My mom loved Elvis. She even went to one of his concerts in Vegas when I was a kid and brought back an LP. So it was obvious that I had to learn "Love me Tender", her favorite Elvis song, in my 9th-grade guitar class. I practiced for weeks in order to impress and endear myself to my mom. There was, however, the occasional detour into "Stair Way to Heaven" and "Smoke on the Water".
The day came when I was ready to surprise my mom with the practiced tune. My brother happened to be home as well, so late in the afternoon, before dinner, I performed. The result of that performance has stuck with me all these years. Both my mom and brother laughed me out of the room. They said it didn't sound a bit like it was supposed to, and that was that.
To this day I have a fixed mindset about my ability to play music. I know intellectually that I can learn, and Carol Dweck in her book, Mindset talks about this. I pick up the harmonica once in a while and can play a few basic melodies, but for the most part, I know that deep down inside, I am blocked. I believe it's true that with enough effort, one can learn anything, but I'm not willing to overcome the added barrier from years of telling myself the false story that I was born with; I can't learn to play music.
We were also taught that we weren't a creative family and that there's no point in trying to draw or sing or make art because that's not who we are. We were blue-collar working people. Luckily, I had teachers and adults along the way that encouraged me in the right way.

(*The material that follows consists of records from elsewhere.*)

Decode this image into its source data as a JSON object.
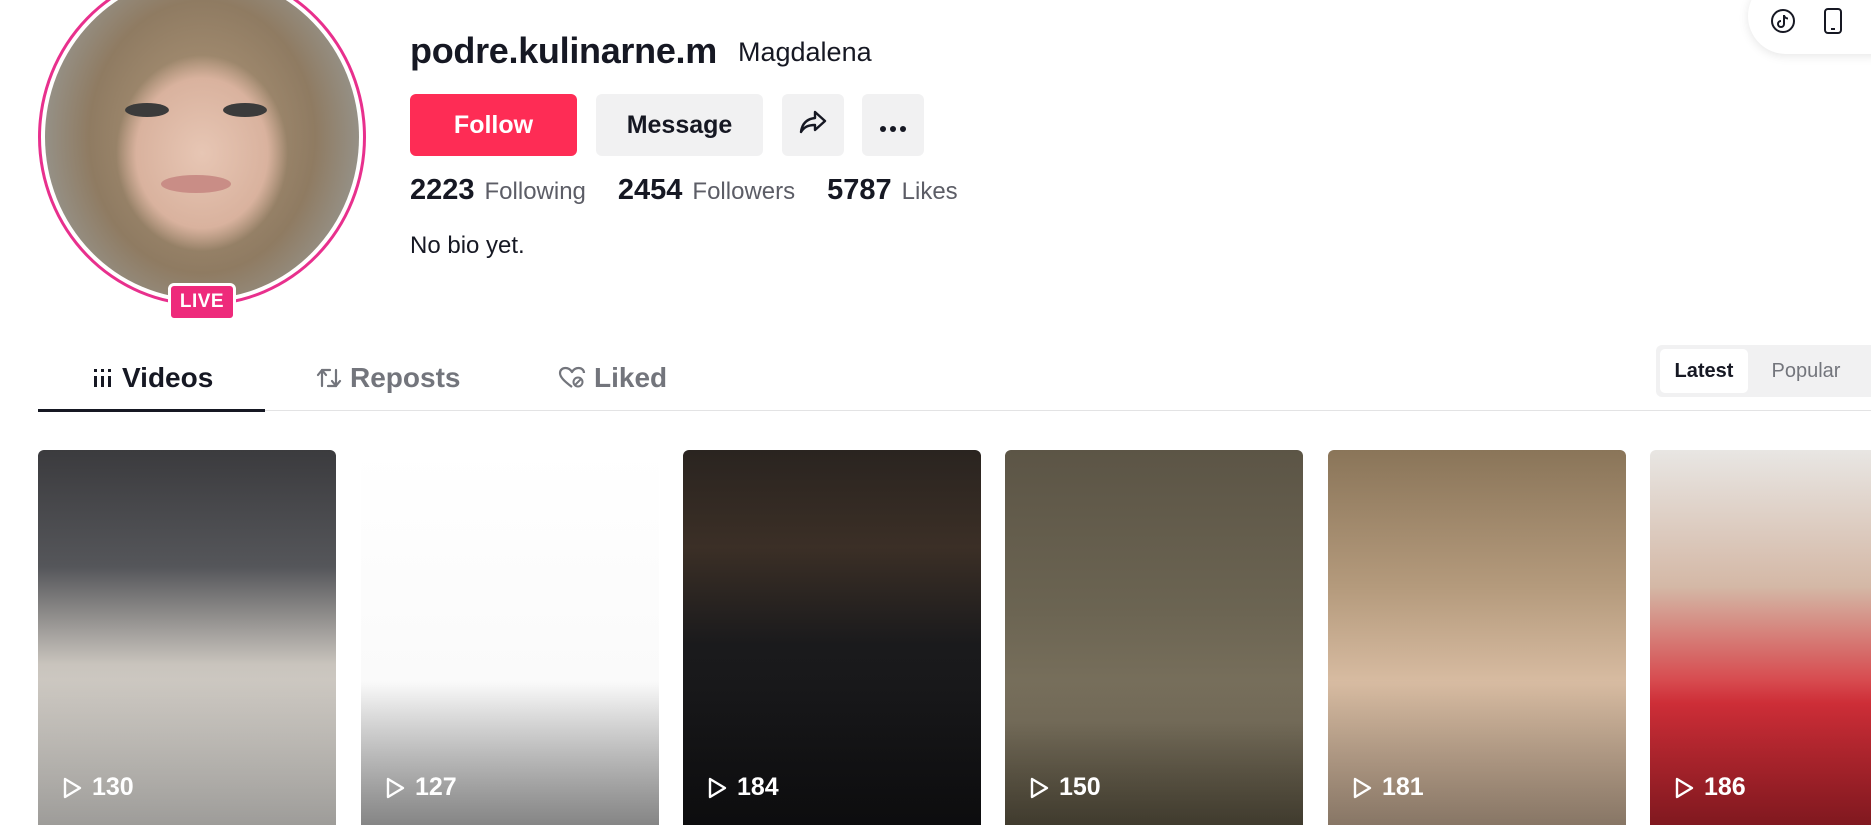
{
  "profile": {
    "username": "podre.kulinarne.m",
    "nickname": "Magdalena",
    "live_badge": "LIVE",
    "bio": "No bio yet."
  },
  "actions": {
    "follow_label": "Follow",
    "message_label": "Message",
    "share_icon": "share-arrow-icon",
    "more_icon": "more-dots-icon"
  },
  "stats": [
    {
      "value": "2223",
      "label": "Following"
    },
    {
      "value": "2454",
      "label": "Followers"
    },
    {
      "value": "5787",
      "label": "Likes"
    }
  ],
  "tabs": [
    {
      "label": "Videos",
      "icon": "grid-icon",
      "active": true
    },
    {
      "label": "Reposts",
      "icon": "repost-icon",
      "active": false
    },
    {
      "label": "Liked",
      "icon": "liked-heart-icon",
      "active": false
    }
  ],
  "sort": {
    "latest_label": "Latest",
    "popular_label": "Popular"
  },
  "videos": [
    {
      "views": "130"
    },
    {
      "views": "127"
    },
    {
      "views": "184"
    },
    {
      "views": "150"
    },
    {
      "views": "181"
    },
    {
      "views": "186"
    }
  ],
  "colors": {
    "follow": "#fe2c55",
    "live": "#ee2a7b",
    "text": "#161823",
    "muted": "#73757c"
  }
}
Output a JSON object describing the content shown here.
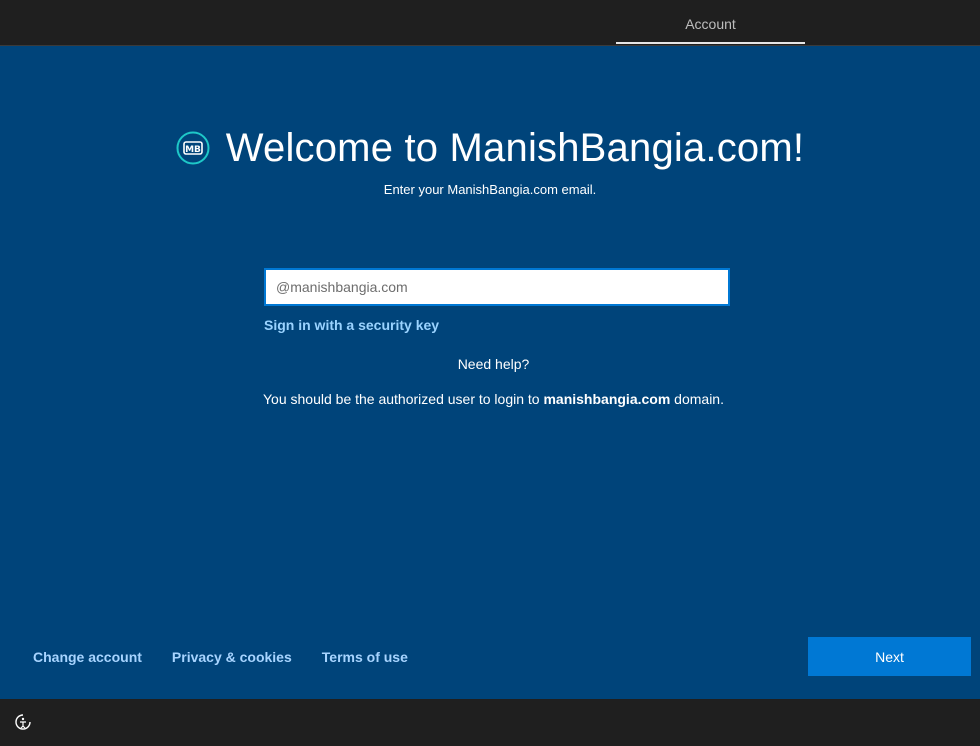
{
  "top_bar": {
    "tab_label": "Account"
  },
  "header": {
    "logo_text": "MB",
    "title": "Welcome to ManishBangia.com!",
    "subtitle": "Enter your ManishBangia.com email."
  },
  "form": {
    "email_placeholder": "@manishbangia.com",
    "email_value": "",
    "security_key_link": "Sign in with a security key",
    "need_help": "Need help?",
    "notice_prefix": "You should be the authorized user to login to ",
    "notice_domain": "manishbangia.com",
    "notice_suffix": " domain."
  },
  "footer": {
    "links": [
      "Change account",
      "Privacy & cookies",
      "Terms of use"
    ],
    "next_label": "Next"
  },
  "bottom_bar": {
    "icon": "ease-of-access-icon"
  },
  "colors": {
    "background": "#00447a",
    "accent": "#0078d4",
    "link": "#9ad3ff",
    "bar": "#1f1f1f"
  }
}
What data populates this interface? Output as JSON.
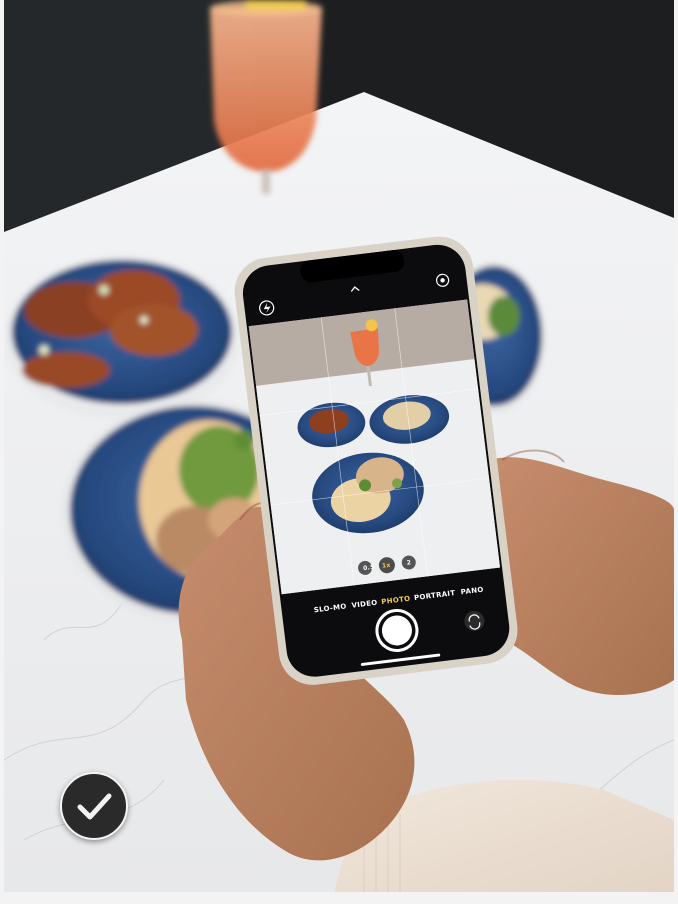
{
  "camera_ui": {
    "modes": [
      "SLO-MO",
      "VIDEO",
      "PHOTO",
      "PORTRAIT",
      "PANO"
    ],
    "active_mode": "PHOTO",
    "zoom_options": [
      "0.5",
      "1x",
      "2"
    ],
    "active_zoom": "1x"
  },
  "icons": {
    "flash": "flash-icon",
    "live_photo": "live-photo-icon",
    "chevron": "chevron-up-icon",
    "flip": "camera-flip-icon",
    "shutter": "shutter-button",
    "check": "checkmark-icon"
  },
  "colors": {
    "accent_mode": "#f7c948",
    "plate_blue": "#2c4f86",
    "table": "#eceef0",
    "phone_case": "#d9d2c7",
    "badge": "#2a2a2a"
  }
}
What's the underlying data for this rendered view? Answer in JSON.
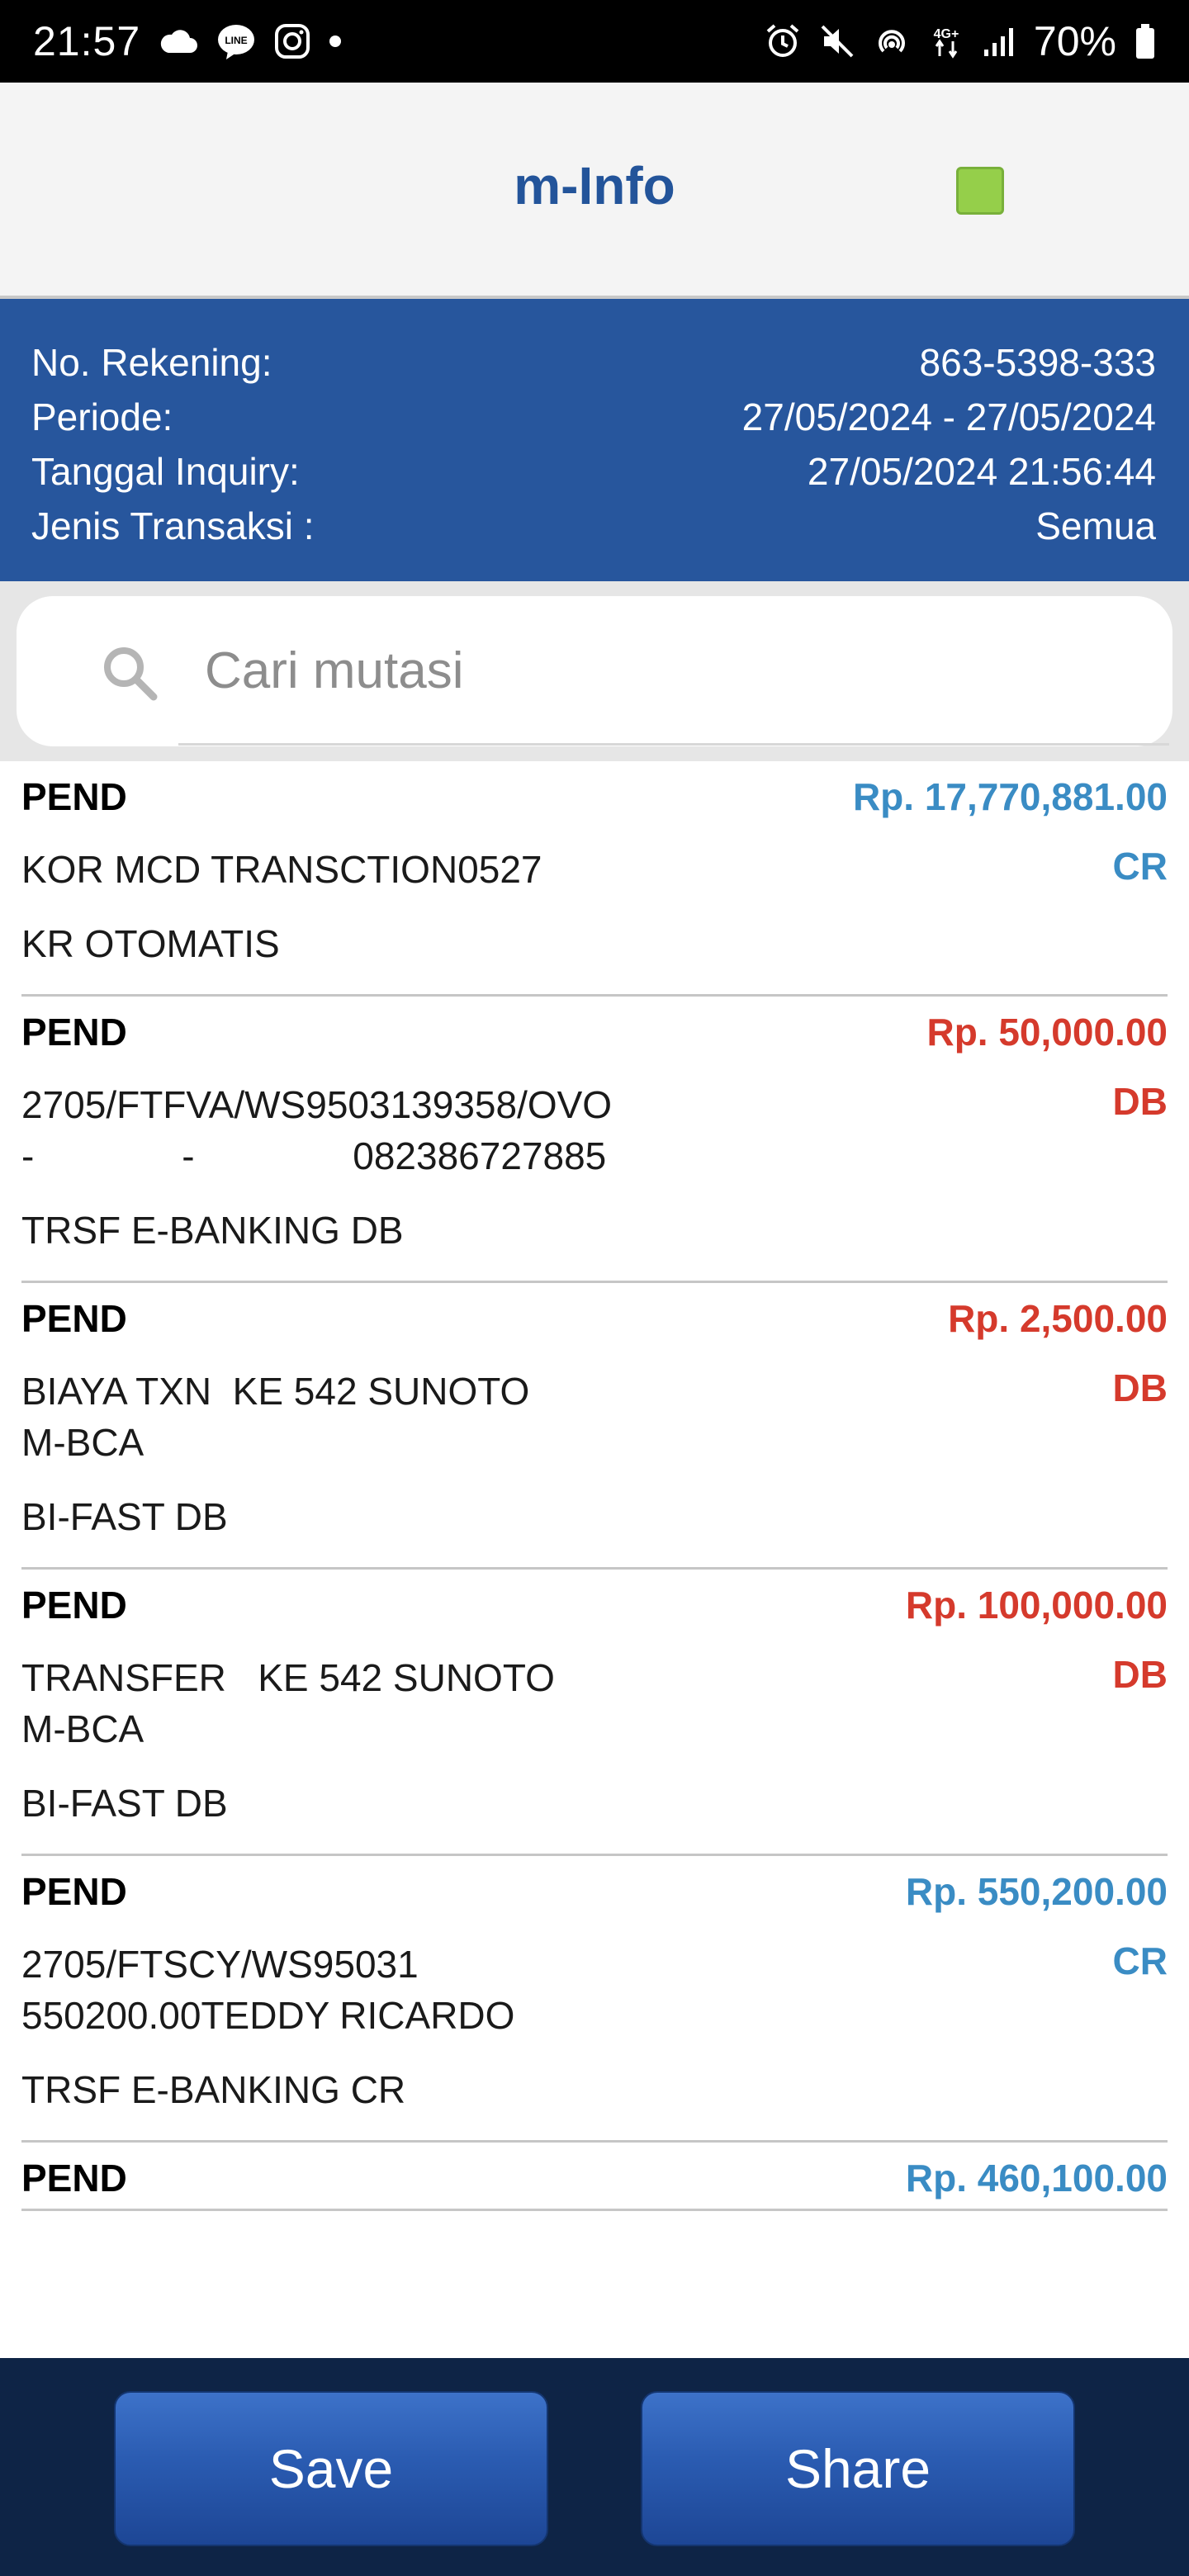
{
  "status_bar": {
    "time": "21:57",
    "battery": "70%",
    "network": "4G+",
    "left_icons": [
      "cloud-icon",
      "line-icon",
      "instagram-icon",
      "dot-icon"
    ],
    "right_icons": [
      "alarm-icon",
      "mute-icon",
      "hotspot-icon",
      "network-icon",
      "signal-icon",
      "battery-icon"
    ]
  },
  "header": {
    "title": "m-Info",
    "indicator_color": "#95cf4a"
  },
  "account": {
    "rows": [
      {
        "label": "No. Rekening:",
        "value": "863-5398-333"
      },
      {
        "label": "Periode:",
        "value": "27/05/2024 - 27/05/2024"
      },
      {
        "label": "Tanggal Inquiry:",
        "value": "27/05/2024 21:56:44"
      },
      {
        "label": "Jenis Transaksi :",
        "value": "Semua"
      }
    ]
  },
  "search": {
    "placeholder": "Cari mutasi",
    "value": ""
  },
  "transactions": [
    {
      "status": "PEND",
      "amount": "Rp. 17,770,881.00",
      "desc": "KOR MCD TRANSCTION0527",
      "type": "CR",
      "category": "KR OTOMATIS"
    },
    {
      "status": "PEND",
      "amount": "Rp. 50,000.00",
      "desc": "2705/FTFVA/WS9503139358/OVO\n-              -               082386727885",
      "type": "DB",
      "category": "TRSF E-BANKING DB"
    },
    {
      "status": "PEND",
      "amount": "Rp. 2,500.00",
      "desc": "BIAYA TXN  KE 542 SUNOTO\nM-BCA",
      "type": "DB",
      "category": "BI-FAST DB"
    },
    {
      "status": "PEND",
      "amount": "Rp. 100,000.00",
      "desc": "TRANSFER   KE 542 SUNOTO\nM-BCA",
      "type": "DB",
      "category": "BI-FAST DB"
    },
    {
      "status": "PEND",
      "amount": "Rp. 550,200.00",
      "desc": "2705/FTSCY/WS95031\n550200.00TEDDY RICARDO",
      "type": "CR",
      "category": "TRSF E-BANKING CR"
    },
    {
      "status": "PEND",
      "amount": "Rp. 460,100.00",
      "desc": "",
      "type": "",
      "category": ""
    }
  ],
  "actions": {
    "save_label": "Save",
    "share_label": "Share"
  },
  "colors": {
    "brand_blue": "#27569d",
    "credit": "#3a8cc4",
    "debit": "#d53a2c",
    "bottom_bar": "#0e2446"
  }
}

To this day, I have to work to overcome my fixed mindset. I think that's why I work so hard at making art. Hard work was a value that I learned early on as the son of a man that praised the ability to do manual labor. So I bring a strong work ethic into my practice, but over the years I have come to understand that hard work isn't enough. I actively challenge my assumptions, I keep myself off balance by creating problems that I have to find ways to solve. Discomfort and staying just on the edge of failure have sustained me for a long time. I'm still not bored and I continue to nurture a growth mindset.